A French research organisation studying the effects of climate change on viticulture, is hoping to partner up with New Zealand grape growers, through a collaboration with the NZWRC.
Nine years ago Graeme Bott completed his viticulture and wine science degree at EIT. In 2010 he moved to Côte-Rôtie in France to work for well-known Rhone wine producer, Stephane Ogier, with a specific goal in mind.
“Syrah was the variety which interested me the most which is why I wanted to discover the Northern Rhone Valley, the birth place of Syrah,” Graeme says.
This work experience led to a fairy tale-like story and an obsession for a wine that he says has no peer. Graeme became a winemaker for Domaine Stephane Ogier and worked there for eight years. Then, as life goes, he met his now wife Julie who was the sales director and their common passion in wine opened a new chapter.
Originally the couple didn’t even dream of owning their own vineyard. Land prices in the region have skyrocketed in the last 20 years, and most of the land in the famous appellations is already cultivated.
“Not to mention the fact that, to have a chance in the business here, you have to be born into a family with an existing estate or land holdings.”
Hunting for a suitable property, Graeme and Julie found a small house up the hillside of Verin. They discovered that the 3500m2 terraced forest around the house was in the Condrieu appellation. It was a now or never moment, and they had no hesitation in buying it.
They started to actively look for more unplanted land to create their own domain.
“We spent every minute analysing the appellations, areas and plots that had not yet been planted since established vineyards were unaffordable and rarely go up for sale.”

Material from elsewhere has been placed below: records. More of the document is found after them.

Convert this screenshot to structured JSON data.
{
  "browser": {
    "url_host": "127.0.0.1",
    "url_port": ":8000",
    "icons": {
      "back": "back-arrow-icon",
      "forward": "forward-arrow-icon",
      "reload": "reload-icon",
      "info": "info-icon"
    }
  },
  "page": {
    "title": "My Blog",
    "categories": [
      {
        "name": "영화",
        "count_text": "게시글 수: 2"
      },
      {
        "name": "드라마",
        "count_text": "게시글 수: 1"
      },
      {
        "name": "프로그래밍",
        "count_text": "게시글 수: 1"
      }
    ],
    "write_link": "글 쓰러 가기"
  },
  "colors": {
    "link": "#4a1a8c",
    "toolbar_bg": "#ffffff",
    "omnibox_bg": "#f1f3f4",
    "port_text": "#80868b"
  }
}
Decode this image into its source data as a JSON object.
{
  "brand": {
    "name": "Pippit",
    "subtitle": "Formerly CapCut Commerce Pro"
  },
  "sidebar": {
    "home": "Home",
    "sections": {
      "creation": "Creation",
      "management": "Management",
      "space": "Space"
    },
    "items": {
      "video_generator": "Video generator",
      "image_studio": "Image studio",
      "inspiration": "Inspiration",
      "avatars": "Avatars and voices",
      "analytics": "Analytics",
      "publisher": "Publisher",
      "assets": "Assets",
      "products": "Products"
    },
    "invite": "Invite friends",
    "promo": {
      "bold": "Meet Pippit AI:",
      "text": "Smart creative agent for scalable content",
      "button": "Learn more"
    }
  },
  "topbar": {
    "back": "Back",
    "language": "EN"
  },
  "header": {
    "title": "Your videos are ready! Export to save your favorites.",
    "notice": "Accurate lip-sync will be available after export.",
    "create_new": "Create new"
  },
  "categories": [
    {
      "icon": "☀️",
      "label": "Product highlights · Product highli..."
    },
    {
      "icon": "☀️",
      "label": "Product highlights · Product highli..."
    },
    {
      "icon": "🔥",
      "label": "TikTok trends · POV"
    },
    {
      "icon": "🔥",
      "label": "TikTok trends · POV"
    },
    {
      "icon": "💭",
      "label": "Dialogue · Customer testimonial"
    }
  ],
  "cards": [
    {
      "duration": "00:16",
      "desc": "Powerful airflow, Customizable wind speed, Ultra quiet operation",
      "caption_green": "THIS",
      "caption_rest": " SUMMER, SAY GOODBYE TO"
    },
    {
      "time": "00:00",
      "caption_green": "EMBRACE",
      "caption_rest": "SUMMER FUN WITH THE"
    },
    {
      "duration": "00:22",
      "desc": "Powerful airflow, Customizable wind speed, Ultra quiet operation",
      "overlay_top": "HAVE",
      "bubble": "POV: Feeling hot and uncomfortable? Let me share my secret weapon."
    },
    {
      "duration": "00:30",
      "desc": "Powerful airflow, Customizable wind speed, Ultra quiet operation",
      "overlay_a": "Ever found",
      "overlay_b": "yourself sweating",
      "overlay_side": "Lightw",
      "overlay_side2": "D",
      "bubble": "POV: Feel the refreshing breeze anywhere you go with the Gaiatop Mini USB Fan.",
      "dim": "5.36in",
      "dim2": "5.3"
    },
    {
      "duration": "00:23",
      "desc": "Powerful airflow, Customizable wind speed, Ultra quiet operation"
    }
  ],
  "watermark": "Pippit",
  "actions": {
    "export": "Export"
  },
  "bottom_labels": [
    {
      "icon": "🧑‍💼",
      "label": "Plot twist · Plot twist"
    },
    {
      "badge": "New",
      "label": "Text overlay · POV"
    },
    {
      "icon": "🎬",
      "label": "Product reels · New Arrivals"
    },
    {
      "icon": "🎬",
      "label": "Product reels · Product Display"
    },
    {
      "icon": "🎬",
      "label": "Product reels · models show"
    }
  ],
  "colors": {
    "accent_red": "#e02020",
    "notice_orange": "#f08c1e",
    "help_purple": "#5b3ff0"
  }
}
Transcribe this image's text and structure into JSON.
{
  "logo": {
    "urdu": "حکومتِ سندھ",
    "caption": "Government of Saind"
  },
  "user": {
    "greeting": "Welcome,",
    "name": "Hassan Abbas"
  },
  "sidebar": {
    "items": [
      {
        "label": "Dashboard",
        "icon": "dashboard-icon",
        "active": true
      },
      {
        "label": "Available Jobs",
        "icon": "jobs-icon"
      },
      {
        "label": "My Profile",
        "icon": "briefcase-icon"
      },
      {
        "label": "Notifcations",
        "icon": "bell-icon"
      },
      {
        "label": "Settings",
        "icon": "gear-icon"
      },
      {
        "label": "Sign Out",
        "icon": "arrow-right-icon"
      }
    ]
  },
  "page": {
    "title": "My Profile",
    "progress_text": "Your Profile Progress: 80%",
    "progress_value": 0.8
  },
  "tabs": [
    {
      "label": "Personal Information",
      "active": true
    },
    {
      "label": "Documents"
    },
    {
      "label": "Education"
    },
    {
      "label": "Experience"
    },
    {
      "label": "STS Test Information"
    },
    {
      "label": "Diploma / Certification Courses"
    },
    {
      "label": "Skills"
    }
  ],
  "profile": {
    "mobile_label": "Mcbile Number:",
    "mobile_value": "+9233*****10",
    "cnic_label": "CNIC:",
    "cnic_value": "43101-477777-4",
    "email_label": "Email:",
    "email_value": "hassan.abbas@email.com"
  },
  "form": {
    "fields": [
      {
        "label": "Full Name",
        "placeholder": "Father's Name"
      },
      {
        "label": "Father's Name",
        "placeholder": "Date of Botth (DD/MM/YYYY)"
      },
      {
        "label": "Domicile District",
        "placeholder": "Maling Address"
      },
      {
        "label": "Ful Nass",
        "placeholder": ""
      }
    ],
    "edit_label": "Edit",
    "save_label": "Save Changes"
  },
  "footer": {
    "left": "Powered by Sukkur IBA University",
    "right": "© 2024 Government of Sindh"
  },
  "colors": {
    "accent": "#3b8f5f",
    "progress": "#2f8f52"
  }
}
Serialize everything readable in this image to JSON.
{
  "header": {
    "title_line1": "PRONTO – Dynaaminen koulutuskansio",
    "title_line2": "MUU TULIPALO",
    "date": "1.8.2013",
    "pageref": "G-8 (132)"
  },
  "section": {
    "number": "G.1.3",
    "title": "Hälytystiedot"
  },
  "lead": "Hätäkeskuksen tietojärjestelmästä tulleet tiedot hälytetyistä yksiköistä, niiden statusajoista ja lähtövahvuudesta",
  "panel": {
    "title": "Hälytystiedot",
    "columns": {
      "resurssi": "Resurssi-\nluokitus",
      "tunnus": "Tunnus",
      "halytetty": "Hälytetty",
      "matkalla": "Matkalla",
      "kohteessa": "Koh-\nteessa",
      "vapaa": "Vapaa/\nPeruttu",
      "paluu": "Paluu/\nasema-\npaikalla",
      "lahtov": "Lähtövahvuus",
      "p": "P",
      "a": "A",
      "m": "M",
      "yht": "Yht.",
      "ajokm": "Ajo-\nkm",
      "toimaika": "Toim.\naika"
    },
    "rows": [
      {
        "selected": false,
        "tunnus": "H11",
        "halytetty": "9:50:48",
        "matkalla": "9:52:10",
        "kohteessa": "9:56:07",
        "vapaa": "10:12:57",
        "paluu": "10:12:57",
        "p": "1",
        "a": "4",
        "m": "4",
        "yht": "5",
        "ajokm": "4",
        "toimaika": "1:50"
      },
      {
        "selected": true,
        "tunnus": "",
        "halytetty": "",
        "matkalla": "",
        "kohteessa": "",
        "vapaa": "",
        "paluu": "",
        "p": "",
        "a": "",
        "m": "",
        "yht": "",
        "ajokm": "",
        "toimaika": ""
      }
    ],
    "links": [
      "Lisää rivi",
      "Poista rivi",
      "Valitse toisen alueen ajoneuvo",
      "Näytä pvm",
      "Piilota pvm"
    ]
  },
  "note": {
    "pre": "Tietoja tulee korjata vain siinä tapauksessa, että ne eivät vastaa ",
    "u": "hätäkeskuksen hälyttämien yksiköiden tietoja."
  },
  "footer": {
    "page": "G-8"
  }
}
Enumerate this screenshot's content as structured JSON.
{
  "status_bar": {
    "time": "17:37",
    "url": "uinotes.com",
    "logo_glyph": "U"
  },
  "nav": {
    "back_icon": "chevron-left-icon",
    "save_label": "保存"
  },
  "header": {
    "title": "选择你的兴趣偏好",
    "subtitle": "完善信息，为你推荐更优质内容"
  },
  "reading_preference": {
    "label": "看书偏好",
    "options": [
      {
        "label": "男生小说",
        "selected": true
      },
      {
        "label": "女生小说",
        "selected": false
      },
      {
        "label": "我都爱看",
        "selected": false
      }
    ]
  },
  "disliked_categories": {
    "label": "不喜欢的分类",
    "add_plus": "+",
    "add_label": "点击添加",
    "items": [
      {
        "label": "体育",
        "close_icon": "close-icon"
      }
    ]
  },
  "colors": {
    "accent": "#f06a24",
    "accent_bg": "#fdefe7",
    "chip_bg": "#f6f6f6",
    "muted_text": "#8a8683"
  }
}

Once found they did all the land preparation and planning by hand.
Their first wines, 3000 bottles produced from the 2016 harvest, were vinified in their garage. The same happened in the following two years. However, production has started to take off with their vineyards coming into operation. At the beginning of 2019 the Botts rented a winery in Ampuis where they are currently installing their tanks and cooling ready for the upcoming harvest. The plan for the next five years is to produce 35,000-40,000 bottles a year.
Since 2015 the couple has been able to purchase 6.5ha of land, consisting of more than 50 plots. They planted their vineyards in the appellations of Côte-Rôtie, Condrieu, Saint-Joseph and Seyssuel which was hugely challenging.
All their hard work has paid off. Recently the Botts won the award for Vigneron and Terroir D’Avenir which is similar to Winery of the year/Winemaker of the future. They were selected first of all for the wines they are producing and secondly for their project having planted vineyards in the appellations around them.
“We have also planted vines in Seyssuel which is considered an exciting terroir of the future. We are part of a group of winemakers who are redeveloping this area which will shortly pass into an appellation,” says Graeme.
“Receiving this award was incredibly humbling. Building our domain in a region where it seemed impossible, especially as I’m not originally from there, still feels a bit surreal.”
There is no doubt about the fact that the Botts have found their happy place.
“What I love about France and our region is the richness of the terroir. The soils change so rapidly and that is reflected in the wines. Here, wine is more than just a passion, it’s a way of life. It’s crazy to think that wine was made from these vineyards hundreds if not thousands of years ago,” says Graeme.
“Our favourite wine is Côte-Rôtie. It’s hard to believe that we actually own a couple of small parcels here and we planted vines in this appellation. When I started my career in wine I would have never even dreamed that it would take me that far.”